p.5 Canal Open - Cornwall, July 11th - Two steamers passed through the Cornwall canal yesterday morning. At six o'clock last evening navigation was resumed for craft of all kinds.
Gananoque, July 11th - ...The coal schooner Horace Taber arrived here last evening, on her first trip to this port this season, with a cargo for Taylor & Green...
p.6 Mariners Play Ball - captain's crew of steamer Rapids King, under the leadership of "Marty" Walsh vs. steward's crew, captained by Chief Steward Oswald. (details)
Some needed repairs are being made to the schooner (sic) Argyle at Portsmouth.
The schooner Clara arrived from Oswego with coal for the Grove Inn.
The steambarge Mary Louise cleared for Rideau canal points with a general cargo.
The steamer Kenirving passed on her way from Oswego, to Smith's Falls with coal.
The schooner Tradewind has arrived from Oswego with a cargo of coal for the cotton mill.
The schooner Ford River arrived, light, from Charlotte, and is loading feldspar at Richardsons'.
Marine men here from Oswego say that the schooner J.G. Blain is almost a total wreck.
Swift's wharf: steamer Belleville up today; steamers North King down and up today; steamer Aletha from bay points; steamer Caspian down and up Sunday.
C.P.R.'S NEW STEAMER.
The latest addition to the Canadian Pacific's Upper Lake fleet is the Assiniboia, now in active commission, and on her first voyage she has proved herself to be not only the largest and most modern passenger vessel on the Upper Lakes, but also the swiftest.

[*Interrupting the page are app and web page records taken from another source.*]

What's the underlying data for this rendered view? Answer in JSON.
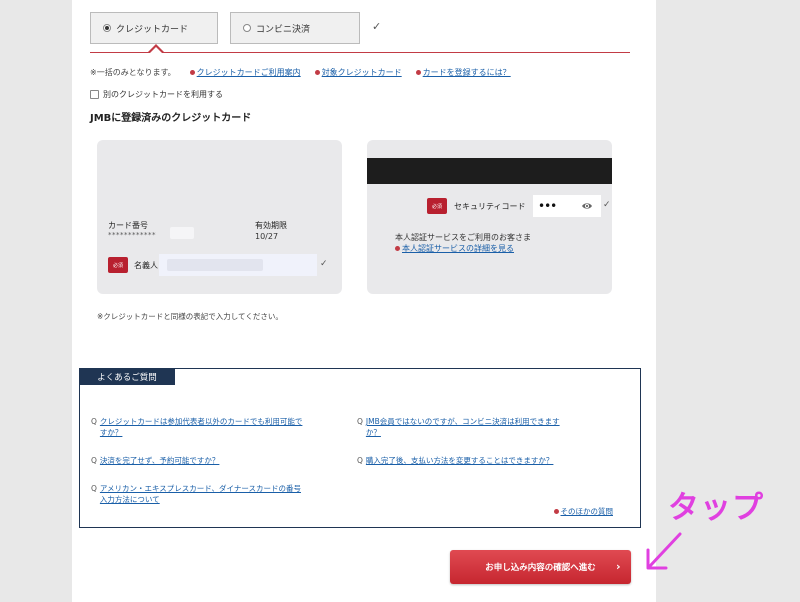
{
  "payment_tabs": {
    "credit_card": "クレジットカード",
    "convenience_store": "コンビニ決済",
    "check": "✓"
  },
  "notes": {
    "lump_sum": "※一括のみとなります。",
    "link_guide": "クレジットカードご利用案内",
    "link_eligible": "対象クレジットカード",
    "link_register": "カードを登録するには？"
  },
  "use_other_card": "別のクレジットカードを利用する",
  "section_title": "JMBに登録済みのクレジットカード",
  "card_front": {
    "number_label": "カード番号",
    "number_value": "************",
    "expiry_label": "有効期限",
    "expiry_value": "10/27",
    "required_badge": "必須",
    "name_label": "名義人",
    "check": "✓"
  },
  "card_back": {
    "required_badge": "必須",
    "security_label": "セキュリティコード",
    "security_value": "•••",
    "check": "✓",
    "auth_text": "本人認証サービスをご利用のお客さま",
    "auth_link": "本人認証サービスの詳細を見る"
  },
  "card_note": "※クレジットカードと同様の表記で入力してください。",
  "faq": {
    "title": "よくあるご質問",
    "q_prefix": "Q",
    "q1_line1": "クレジットカードは参加代表者以外のカードでも利用可能で",
    "q1_line2": "すか？",
    "q2": "決済を完了せず、予約可能ですか？",
    "q3_line1": "アメリカン・エキスプレスカード、ダイナースカードの番号",
    "q3_line2": "入力方法について",
    "q4_line1": "JMB会員ではないのですが、コンビニ決済は利用できます",
    "q4_line2": "か？",
    "q5": "購入完了後、支払い方法を変更することはできますか？",
    "more": "そのほかの質問"
  },
  "submit": {
    "label": "お申し込み内容の確認へ進む",
    "chevron": "›"
  },
  "annotation": {
    "tap": "タップ"
  },
  "colors": {
    "accent_red": "#c23b45",
    "navy": "#1f3553",
    "link_blue": "#1a5fa8",
    "annotation_magenta": "#e040e0"
  }
}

She will sail from Owen Sound at about 5:50 p.m every Saturday for Sault Ste. Marie, Port Arthur and Fort William, the connecting express train leaving Toronto at 1:50 p.m.
The Assiniboia has luxurious accommodation for 250 cabin passengers, with five cabins de luxe (private baths), spacious dining saloon, observation, drawing and smoking rooms, and many new features conducive to passenger's comfort. Intending passengers should make early application to local C.P.R. agent for accommodation.
p.9 To Establish Dry Dock - Sarnia, July 10th - Captain James Reid, owner of a large fleet of boats and one of the most successful wreckers on the great lakes, will establish a first-class up-to-date dry dock in Port Huron, if terms can be made with the present owners of the old Dunfort and Alverson dry dock. The Port Huron chamber of commerce is assisting Superintendent Reid in the deal for the property.
p.10 Georgian Bay Project - will be no grant this session.
p.11 Without Boat Service - Pelee Island lost services of steamer Ossfriage, taken to Buffalo by J. Stockwell.